On Monday night, the New York Times reported that after a no-knock entry to execute a search warrant of former Trump campaign chairman Paul Manafort‘s home, the special counsel informed Manafort that he is likely to be indicted. That indictment might entail “violations of tax laws, money-laundering prohibitions and requirements to disclose foreign lobbying.” If true, that’s a lot of leverage special counsel Robert S. Mueller III could apply to get Manafort to disclose what, if anything, he knows about possible collaboration between Russia and the Trump team during the campaign. The pressure to “flip” and begin cooperating fully with Mueller will be intense.

That revelation was not the only shock Trump’s team received on Monday. In a stunning revelation, CNN reports:

US investigators wiretapped former Trump campaign chairman Paul Manafort under secret court orders before and after the election, sources tell CNN, an extraordinary step involving a high-ranking campaign official now at the center of the Russia meddling probe.

The government snooping continued into early this year, including a period when Manafort was known to talk to President Donald Trump.

It does not seem that Manafort was wiretapped while he served as Trump’s campaign chairman. However, “The conversations between Manafort and Trump continued after the President took office, long after the FBI investigation into Manafort was publicly known, the sources told CNN. … It’s unclear whether Trump himself was picked up on the surveillance.”

With some of the closest members of President Trump's campaign slated to testify before congressional panels investigating its ties with Russia, here's what investigators want to ask Trump's son and former campaign manager. (Jenny Starrs/The Washington Post)

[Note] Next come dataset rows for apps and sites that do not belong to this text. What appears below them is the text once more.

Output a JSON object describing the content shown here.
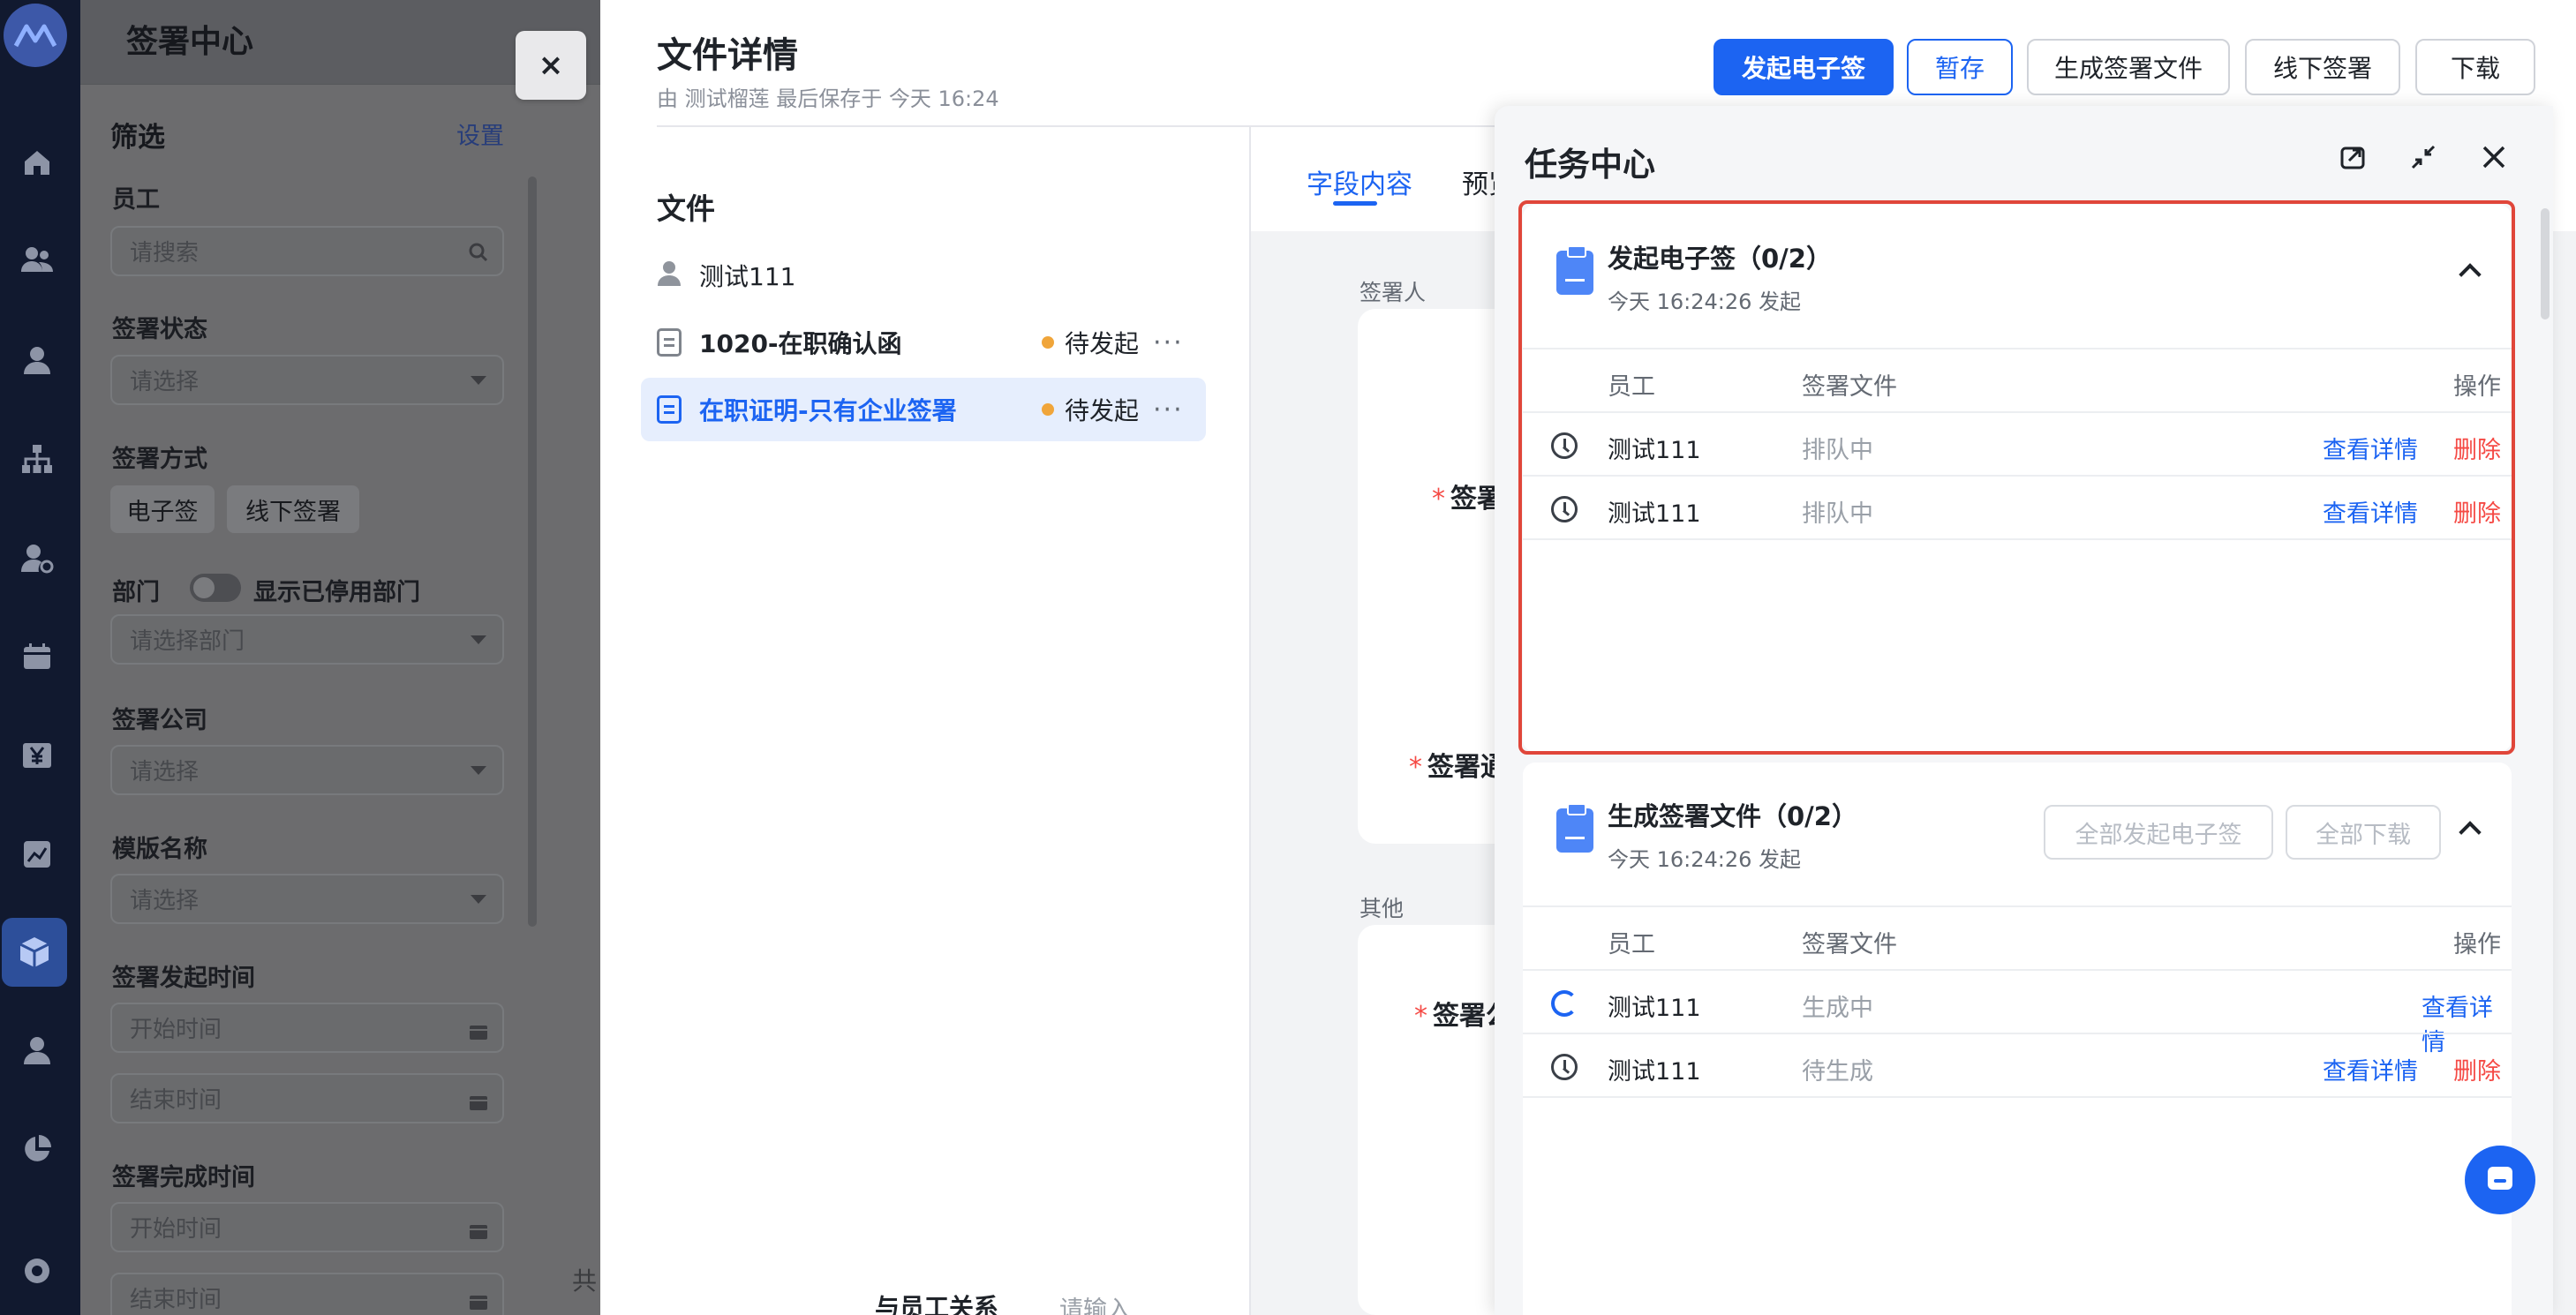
{
  "sidebar": {
    "title": "签署中心",
    "filter_title": "筛选",
    "settings_link": "设置",
    "employee_label": "员工",
    "employee_placeholder": "请搜索",
    "status_label": "签署状态",
    "status_placeholder": "请选择",
    "method_label": "签署方式",
    "method_options": [
      "电子签",
      "线下签署"
    ],
    "dept_label": "部门",
    "show_disabled_dept_label": "显示已停用部门",
    "dept_placeholder": "请选择部门",
    "company_label": "签署公司",
    "company_placeholder": "请选择",
    "template_label": "模版名称",
    "template_placeholder": "请选择",
    "start_time_label": "签署发起时间",
    "start_placeholder": "开始时间",
    "end_placeholder": "结束时间",
    "complete_time_label": "签署完成时间",
    "complete_start_placeholder": "开始时间",
    "complete_end_placeholder": "结束时间",
    "footer_text": "共"
  },
  "close_button": "×",
  "detail": {
    "title": "文件详情",
    "subtitle": "由 测试榴莲 最后保存于 今天 16:24",
    "buttons": {
      "start_esign": "发起电子签",
      "save_draft": "暂存",
      "generate": "生成签署文件",
      "offline": "线下签署",
      "download": "下载"
    },
    "files_heading": "文件",
    "person": "测试111",
    "files": [
      {
        "name": "1020-在职确认函",
        "status": "待发起",
        "more": "···"
      },
      {
        "name": "在职证明-只有企业签署",
        "status": "待发起",
        "more": "···"
      }
    ],
    "tabs": [
      "字段内容",
      "预览"
    ],
    "section_signer": "签署人",
    "section_other": "其他",
    "field_sign_a": "签署",
    "field_sign_b": "签署通",
    "field_sign_c": "签署公",
    "required_mark": "*",
    "bottom_label": "与员工关系",
    "bottom_placeholder": "请输入"
  },
  "task_center": {
    "title": "任务中心",
    "columns": {
      "employee": "员工",
      "file": "签署文件",
      "action": "操作"
    },
    "tasks": [
      {
        "title": "发起电子签（0/2）",
        "subtitle": "今天 16:24:26 发起",
        "rows": [
          {
            "employee": "测试111",
            "status": "排队中",
            "view": "查看详情",
            "delete": "删除"
          },
          {
            "employee": "测试111",
            "status": "排队中",
            "view": "查看详情",
            "delete": "删除"
          }
        ]
      },
      {
        "title": "生成签署文件（0/2）",
        "subtitle": "今天 16:24:26 发起",
        "batch_esign": "全部发起电子签",
        "batch_download": "全部下载",
        "rows": [
          {
            "employee": "测试111",
            "status": "生成中",
            "view": "查看详情",
            "delete": ""
          },
          {
            "employee": "测试111",
            "status": "待生成",
            "view": "查看详情",
            "delete": "删除"
          }
        ]
      }
    ]
  },
  "colors": {
    "primary": "#1c64f2",
    "danger": "#f54a45",
    "highlight": "#e0463a",
    "pending_dot": "#f0a53a"
  }
}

Remember that Manafort was present at the June 2016 meeting at Trump Tower with Russian officials, Jared Kushner and Donald Trump Jr. — a meeting for which the president participated in crafting a false statement as to its purpose, according to news reports.

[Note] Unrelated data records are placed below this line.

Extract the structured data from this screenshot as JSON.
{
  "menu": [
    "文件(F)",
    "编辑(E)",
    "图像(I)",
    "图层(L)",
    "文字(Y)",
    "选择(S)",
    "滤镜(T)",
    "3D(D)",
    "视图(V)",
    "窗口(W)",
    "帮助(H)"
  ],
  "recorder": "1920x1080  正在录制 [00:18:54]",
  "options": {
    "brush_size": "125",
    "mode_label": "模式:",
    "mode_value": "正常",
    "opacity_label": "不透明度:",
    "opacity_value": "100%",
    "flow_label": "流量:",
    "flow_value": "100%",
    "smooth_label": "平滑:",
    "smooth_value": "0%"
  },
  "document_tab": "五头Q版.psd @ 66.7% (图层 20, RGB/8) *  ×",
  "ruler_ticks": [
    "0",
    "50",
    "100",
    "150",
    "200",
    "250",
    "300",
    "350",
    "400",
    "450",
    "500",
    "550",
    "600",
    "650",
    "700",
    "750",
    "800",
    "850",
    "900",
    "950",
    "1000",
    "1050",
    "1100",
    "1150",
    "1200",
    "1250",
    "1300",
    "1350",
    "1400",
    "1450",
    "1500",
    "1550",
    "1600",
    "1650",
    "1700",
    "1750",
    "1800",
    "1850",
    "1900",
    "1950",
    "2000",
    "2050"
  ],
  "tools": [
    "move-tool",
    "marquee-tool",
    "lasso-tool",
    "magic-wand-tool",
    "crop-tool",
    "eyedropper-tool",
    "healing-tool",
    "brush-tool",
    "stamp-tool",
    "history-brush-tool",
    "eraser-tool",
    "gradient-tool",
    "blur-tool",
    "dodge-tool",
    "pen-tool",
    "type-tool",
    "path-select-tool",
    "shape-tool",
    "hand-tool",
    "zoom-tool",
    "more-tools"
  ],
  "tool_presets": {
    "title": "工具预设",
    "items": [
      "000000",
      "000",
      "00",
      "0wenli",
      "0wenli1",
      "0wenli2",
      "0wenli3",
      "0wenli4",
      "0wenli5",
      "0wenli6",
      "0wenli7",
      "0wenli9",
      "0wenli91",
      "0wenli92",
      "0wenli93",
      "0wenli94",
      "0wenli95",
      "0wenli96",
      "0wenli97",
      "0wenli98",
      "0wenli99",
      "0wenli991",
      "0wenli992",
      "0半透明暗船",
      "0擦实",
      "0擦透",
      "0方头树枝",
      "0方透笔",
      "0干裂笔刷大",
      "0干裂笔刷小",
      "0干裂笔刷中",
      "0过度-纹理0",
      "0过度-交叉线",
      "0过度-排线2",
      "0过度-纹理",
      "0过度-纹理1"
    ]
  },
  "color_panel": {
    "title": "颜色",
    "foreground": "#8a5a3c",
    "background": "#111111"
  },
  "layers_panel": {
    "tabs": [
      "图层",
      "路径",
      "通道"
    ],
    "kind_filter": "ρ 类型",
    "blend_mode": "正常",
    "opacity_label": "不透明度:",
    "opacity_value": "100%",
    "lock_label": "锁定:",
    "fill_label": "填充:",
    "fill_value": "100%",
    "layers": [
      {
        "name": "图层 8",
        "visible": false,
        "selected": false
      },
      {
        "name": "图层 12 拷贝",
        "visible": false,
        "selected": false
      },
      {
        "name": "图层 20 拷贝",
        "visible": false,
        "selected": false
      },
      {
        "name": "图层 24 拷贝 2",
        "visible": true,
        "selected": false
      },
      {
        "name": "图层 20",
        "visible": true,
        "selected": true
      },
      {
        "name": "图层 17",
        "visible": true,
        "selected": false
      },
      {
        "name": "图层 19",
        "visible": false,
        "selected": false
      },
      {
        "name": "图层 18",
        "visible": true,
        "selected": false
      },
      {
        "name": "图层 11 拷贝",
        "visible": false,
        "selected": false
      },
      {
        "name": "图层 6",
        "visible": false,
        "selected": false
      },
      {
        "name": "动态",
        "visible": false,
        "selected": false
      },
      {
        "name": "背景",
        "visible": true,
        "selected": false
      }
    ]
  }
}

These developments suggest multiple lines of inquiry:

  • Was Manafort indeed involved in efforts to change the Republican National Committee platform to omit support for arming Ukraine? If so, was that a result of his past dealings with a Russian loyalist in Ukraine, former president Viktor Yanukovych?
  • Was Trump or anyone on the campaign aware of Manafort’s past connections? Of the effort to change the platform?
  • Which Russian officials, if any, did Manafort communicate with during the campaign? CNN reports: “Manafort previously has denied that he ever ‘knowingly’ communicated with Russian intelligence operatives during the election and also has denied participating in any Russian efforts to ‘undermine the interests of the United States.’ ” That leaves a whole lot of territory, including possible “collusion” with Russians to benefit his candidate at the time.
  • Did Manafort inform Trump after the fact of any involvement with Russian officials? (That would provide motive for Trump to fire James B. Comey and/or try to derail the Russia investigation.)

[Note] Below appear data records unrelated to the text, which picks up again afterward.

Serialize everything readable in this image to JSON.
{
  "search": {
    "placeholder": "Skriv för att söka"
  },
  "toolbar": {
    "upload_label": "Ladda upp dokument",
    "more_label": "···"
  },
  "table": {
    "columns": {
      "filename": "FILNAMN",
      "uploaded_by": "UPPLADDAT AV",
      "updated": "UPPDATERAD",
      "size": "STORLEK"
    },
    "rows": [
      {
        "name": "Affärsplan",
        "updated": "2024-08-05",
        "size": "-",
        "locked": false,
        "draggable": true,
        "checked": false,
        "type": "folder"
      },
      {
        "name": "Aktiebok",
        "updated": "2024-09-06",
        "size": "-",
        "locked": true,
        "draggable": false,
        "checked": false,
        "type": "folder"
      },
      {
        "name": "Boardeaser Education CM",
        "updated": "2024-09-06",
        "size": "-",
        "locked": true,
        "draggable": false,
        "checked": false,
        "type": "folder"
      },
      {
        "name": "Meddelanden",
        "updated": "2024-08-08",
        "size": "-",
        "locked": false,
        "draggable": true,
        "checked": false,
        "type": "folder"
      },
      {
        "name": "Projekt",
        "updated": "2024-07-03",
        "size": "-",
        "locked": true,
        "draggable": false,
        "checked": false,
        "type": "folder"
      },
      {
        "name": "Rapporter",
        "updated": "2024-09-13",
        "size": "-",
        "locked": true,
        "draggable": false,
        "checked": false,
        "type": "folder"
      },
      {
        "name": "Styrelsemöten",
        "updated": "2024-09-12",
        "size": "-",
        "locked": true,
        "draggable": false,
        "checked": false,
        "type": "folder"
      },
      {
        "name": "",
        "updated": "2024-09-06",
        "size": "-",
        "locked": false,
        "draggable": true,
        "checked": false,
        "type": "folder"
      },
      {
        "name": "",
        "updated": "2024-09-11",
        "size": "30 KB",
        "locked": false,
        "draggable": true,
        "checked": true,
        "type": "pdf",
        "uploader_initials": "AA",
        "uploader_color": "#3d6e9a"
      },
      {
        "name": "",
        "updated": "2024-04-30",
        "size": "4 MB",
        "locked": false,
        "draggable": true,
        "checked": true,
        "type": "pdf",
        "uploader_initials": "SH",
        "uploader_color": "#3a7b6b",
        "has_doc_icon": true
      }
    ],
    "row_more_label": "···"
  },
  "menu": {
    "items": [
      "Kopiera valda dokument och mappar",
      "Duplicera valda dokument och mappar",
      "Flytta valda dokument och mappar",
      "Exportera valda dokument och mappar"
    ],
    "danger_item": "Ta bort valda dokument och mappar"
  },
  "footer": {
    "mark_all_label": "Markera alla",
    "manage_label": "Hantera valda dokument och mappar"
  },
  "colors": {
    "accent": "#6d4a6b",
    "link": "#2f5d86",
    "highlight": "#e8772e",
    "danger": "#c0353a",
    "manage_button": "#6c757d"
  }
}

On top of all that, we now know Mueller “has obtained a separate warrant for materials from Facebook connected to Russian ad buys during the campaign — which again suggests that a judge found probable cause of a crime,” the Lawfare blog explains. “Combined with a flurry of stories about subpoenas, grand-jury appearances and other activity, it’s reasonable to expect that Mueller is moving forward on a number of different fronts and is getting close to entering a litigation phase.”

The flurry of reports go to the biggest question of all: Was Manafort engaging or assisting a foreign country (Ukraine and/or Russia) in clandestine activities, and if so, what did Trump know and when did he know it?

All of this comes with a huge caveat: We do not know whether press reports are entirely accurate, and if so, whether the conduct that might trigger Manafort’s indictment goes to alleged collusion with Russia during the campaign. We don’t know what the special counsel has on tape (ironically, Trump falsely suggested that he had Comey on tape). Perhaps the only thing we can say with certainty is that Manafort better have lawyers more competent than the Keystone Kops whom Trump has hired.